Natasa Djukanovic, CMO, Domain.me
You know how important SEO is for your business. You’ve spent hours figuring out the right combination of keywords, links and content to help your site rise in the search rankings.
But, what happens when you notice a sudden traffic drop? Chances are your website got penalized for some reason.
Back in 2014, former head of Google’s web spam team Matt Cutts reported there are over 400,000 penalties initiated by Google each month, but only around 5% of webmasters try to bounce back and retrieve their position in the SERP. Although handling penalties can be a true nightmare, there’s no reason to wave the white flag just yet. Recovering your website’s rankings takes time, but it is doable.

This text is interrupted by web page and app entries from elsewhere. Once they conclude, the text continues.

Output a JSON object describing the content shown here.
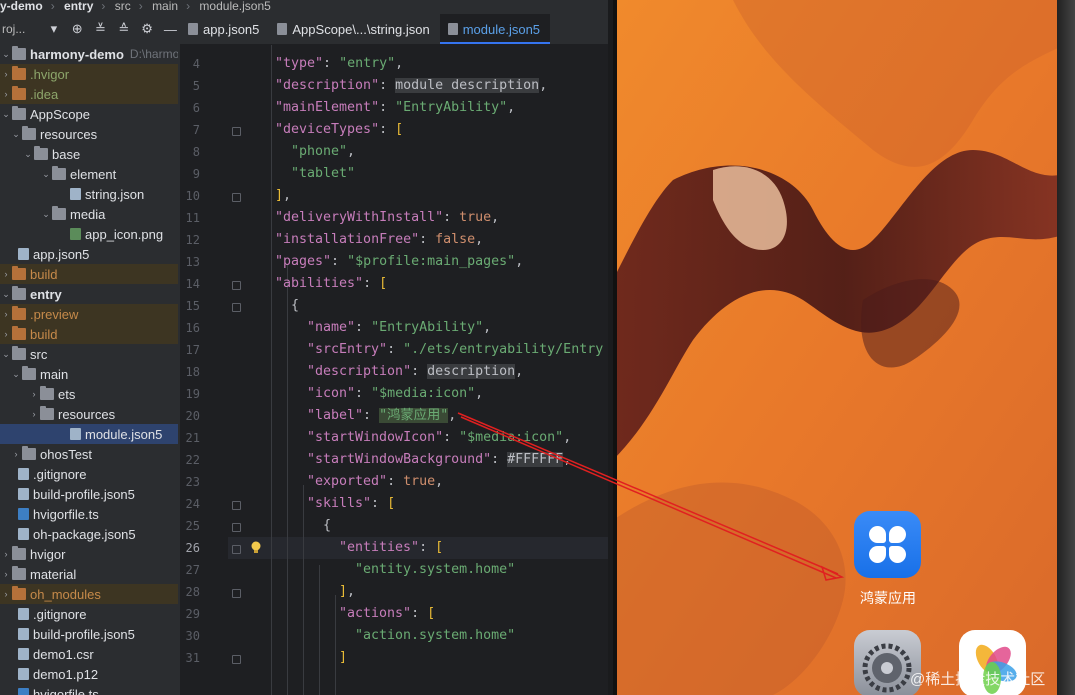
{
  "breadcrumb": {
    "project": "y-demo",
    "module": "entry",
    "dir1": "src",
    "dir2": "main",
    "file": "module.json5"
  },
  "project_panel": {
    "title": "roj..."
  },
  "tree": [
    {
      "label": "harmony-demo",
      "path": "D:\\harmonyC",
      "chev": "v",
      "icon": "folder",
      "style": "bold"
    },
    {
      "label": ".hvigor",
      "chev": ">",
      "icon": "folder-orange",
      "style": "green"
    },
    {
      "label": ".idea",
      "chev": ">",
      "icon": "folder-orange",
      "style": "green"
    },
    {
      "label": "AppScope",
      "chev": "v",
      "icon": "folder",
      "style": ""
    },
    {
      "label": "resources",
      "chev": "v",
      "icon": "folder",
      "style": ""
    },
    {
      "label": "base",
      "chev": "v",
      "icon": "folder",
      "style": ""
    },
    {
      "label": "element",
      "chev": "v",
      "icon": "folder",
      "style": ""
    },
    {
      "label": "string.json",
      "chev": "",
      "icon": "file",
      "style": ""
    },
    {
      "label": "media",
      "chev": "v",
      "icon": "folder",
      "style": ""
    },
    {
      "label": "app_icon.png",
      "chev": "",
      "icon": "file-img",
      "style": ""
    },
    {
      "label": "app.json5",
      "chev": "",
      "icon": "file",
      "style": ""
    },
    {
      "label": "build",
      "chev": ">",
      "icon": "folder-orange",
      "style": "orange"
    },
    {
      "label": "entry",
      "chev": "v",
      "icon": "folder",
      "style": "bold"
    },
    {
      "label": ".preview",
      "chev": ">",
      "icon": "folder-orange",
      "style": "orange"
    },
    {
      "label": "build",
      "chev": ">",
      "icon": "folder-orange",
      "style": "orange"
    },
    {
      "label": "src",
      "chev": "v",
      "icon": "folder",
      "style": ""
    },
    {
      "label": "main",
      "chev": "v",
      "icon": "folder",
      "style": ""
    },
    {
      "label": "ets",
      "chev": ">",
      "icon": "folder",
      "style": ""
    },
    {
      "label": "resources",
      "chev": ">",
      "icon": "folder",
      "style": ""
    },
    {
      "label": "module.json5",
      "chev": "",
      "icon": "file",
      "style": ""
    },
    {
      "label": "ohosTest",
      "chev": ">",
      "icon": "folder",
      "style": ""
    },
    {
      "label": ".gitignore",
      "chev": "",
      "icon": "file",
      "style": ""
    },
    {
      "label": "build-profile.json5",
      "chev": "",
      "icon": "file",
      "style": ""
    },
    {
      "label": "hvigorfile.ts",
      "chev": "",
      "icon": "file-ts",
      "style": ""
    },
    {
      "label": "oh-package.json5",
      "chev": "",
      "icon": "file",
      "style": ""
    },
    {
      "label": "hvigor",
      "chev": ">",
      "icon": "folder",
      "style": ""
    },
    {
      "label": "material",
      "chev": ">",
      "icon": "folder",
      "style": ""
    },
    {
      "label": "oh_modules",
      "chev": ">",
      "icon": "folder-orange",
      "style": "orange"
    },
    {
      "label": ".gitignore",
      "chev": "",
      "icon": "file",
      "style": ""
    },
    {
      "label": "build-profile.json5",
      "chev": "",
      "icon": "file",
      "style": ""
    },
    {
      "label": "demo1.csr",
      "chev": "",
      "icon": "file",
      "style": ""
    },
    {
      "label": "demo1.p12",
      "chev": "",
      "icon": "file",
      "style": ""
    },
    {
      "label": "hvigorfile.ts",
      "chev": "",
      "icon": "file-ts",
      "style": ""
    }
  ],
  "tabs": [
    {
      "label": "app.json5"
    },
    {
      "label": "AppScope\\...\\string.json"
    },
    {
      "label": "module.json5"
    }
  ],
  "code": [
    {
      "n": "4",
      "t": "\"type\": \"entry\","
    },
    {
      "n": "5",
      "t": "\"description\": module description,"
    },
    {
      "n": "6",
      "t": "\"mainElement\": \"EntryAbility\","
    },
    {
      "n": "7",
      "t": "\"deviceTypes\": ["
    },
    {
      "n": "8",
      "t": "\"phone\","
    },
    {
      "n": "9",
      "t": "\"tablet\""
    },
    {
      "n": "10",
      "t": "],"
    },
    {
      "n": "11",
      "t": "\"deliveryWithInstall\": true,"
    },
    {
      "n": "12",
      "t": "\"installationFree\": false,"
    },
    {
      "n": "13",
      "t": "\"pages\": \"$profile:main_pages\","
    },
    {
      "n": "14",
      "t": "\"abilities\": ["
    },
    {
      "n": "15",
      "t": "{"
    },
    {
      "n": "16",
      "t": "\"name\": \"EntryAbility\","
    },
    {
      "n": "17",
      "t": "\"srcEntry\": \"./ets/entryability/Entry"
    },
    {
      "n": "18",
      "t": "\"description\": description,"
    },
    {
      "n": "19",
      "t": "\"icon\": \"$media:icon\","
    },
    {
      "n": "20",
      "t": "\"label\": \"鸿蒙应用\","
    },
    {
      "n": "21",
      "t": "\"startWindowIcon\": \"$media:icon\","
    },
    {
      "n": "22",
      "t": "\"startWindowBackground\": #FFFFFF,"
    },
    {
      "n": "23",
      "t": "\"exported\": true,"
    },
    {
      "n": "24",
      "t": "\"skills\": ["
    },
    {
      "n": "25",
      "t": "{"
    },
    {
      "n": "26",
      "t": "\"entities\": ["
    },
    {
      "n": "27",
      "t": "\"entity.system.home\""
    },
    {
      "n": "28",
      "t": "],"
    },
    {
      "n": "29",
      "t": "\"actions\": ["
    },
    {
      "n": "30",
      "t": "\"action.system.home\""
    },
    {
      "n": "31",
      "t": "]"
    }
  ],
  "phone": {
    "app_label": "鸿蒙应用"
  },
  "watermark": "@稀土掘金技术社区",
  "colors": {
    "accent": "#3574f0",
    "key": "#c77dbb",
    "string": "#6aab73",
    "keyword": "#cf8e6d",
    "arrow": "#e02020"
  }
}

Is it a penalty or algorithm shift?
There are two factors that can cause your SEO to take a hit: an algorithm penalty or a manual penalty. Algorithm penalties are caused by Google’s updates to their search algorithm, which happens often. These updates affect how sites are prioritized or demoted within the search, most recently focusing on content quality, backlinks and anchor text distribution. Algorithm penalties are trickier to spot. You can catch them only by analyzing the stats in Google Analytics. To prevent this, keep track of Google Algorithm Updates and stay in the loop with the latest news from the industry.
Manual penalties aren’t related to algorithm updates, and are intentional demotions or removals of pages due to spammy SEO practices. Manual penalties can be detected within your Google Webmaster Tools account. The Google Search Quality Team notifies all webmasters if any type of direct violations of Google Webmaster Guidelines were made. You should regularly check for notifications within your account, even if you didn’t intentionally implement bad SEO practices. Sometimes, webmasters deliberately take shortcuts and use forbidden black hat SEO tricks (e.g. building link schemes, keyword stuffing, spammy behavior) for better rankings, but some violations are completely innocent and unintentional rule breaking. Whether it was intentional or not, you’ll need to address the violation in order to repair your SEO ranking.
Disavow bad backlinks
Backlinking is a tried and true method of boosting your SEO, but Google hates when you try to take advantage. Google considers the sites you associate with in cyberspace when it’s determining your ranking. Did you try to nab a high ranking from the start by getting backlinks from spammy sites? Google notices, and will promptly penalizing those who carry out this practice. Focus instead on getting reputable sources and trustworthy sites to link to your page based on its quality content.
If you were penalized due to bad backlinks, you’ll need to get rid of them. Run a regular checkup of the links pointing to your domain, using tools like Majestic SEO, Ahrefs and Monitor Backlinks to run a backlink analysis and check the quality of every link, as well as anchor text distribution. It’s common practice to send requests for link removals to webmasters. If they don’t respond, you’ll need to turn to Google’s disavow tool.
Tackle the technical errors
When the Google Panda update was released in 2011, many webmasters were shaken by this algorithmic change. It impacted low-quality sites that had unresolved on-page issues like duplicate content, poor navigation structure, slow page load speeds, error response codes, etc. These site errors can prevent search engine crawlers of doing their job properly, and Google doesn’t appreciate it. Screaming Frog is a great tool to check what’s going on with your website and address the problems accurately. To bounce back from this penalty, do a full site audit in order to discover anything that might have negatively affected your rankings, then promptly fix them. Also, make sure all the pages you want to be shown in the search results are marked to be indexed.
Send a reconsideration request
If you deliberately tried to manipulate the algorithm and received a manual penalty, it’s time for redemption. Whatever the issue may be, the Google team acts supportive and welcomes you to submit your site for reconsideration after you fix the issues that caused the violation in the first place. Follow the instructions to fix the violations carefully, right your wrongs, and then file a reconsideration request. Remember to be patient. It might take days or weeks and it’s not uncommon for a reconsideration case to get rejected several times before it’s granted. A well-written reconsideration request includes a demonstration that you’ve handled all of the issues in line with Google guidelines and provides appropriate proof (e.g. lists and screenshots). For example, you need to provide the support team with the list of all the unnatural links you’ve removed and convince them your site is built with users (not search engines) in mind.
The team behind the world’s most popular search engine is always thinking of new ways to improve user experience in order to make surfing the web as pleasant as possible. This is why you should always keep an eye on algorithm changes and follow SEO trends. In case you do get a penalty, don’t fall into despair. Focus on rebuilding trust with Google and strive towards making the Internet a better place.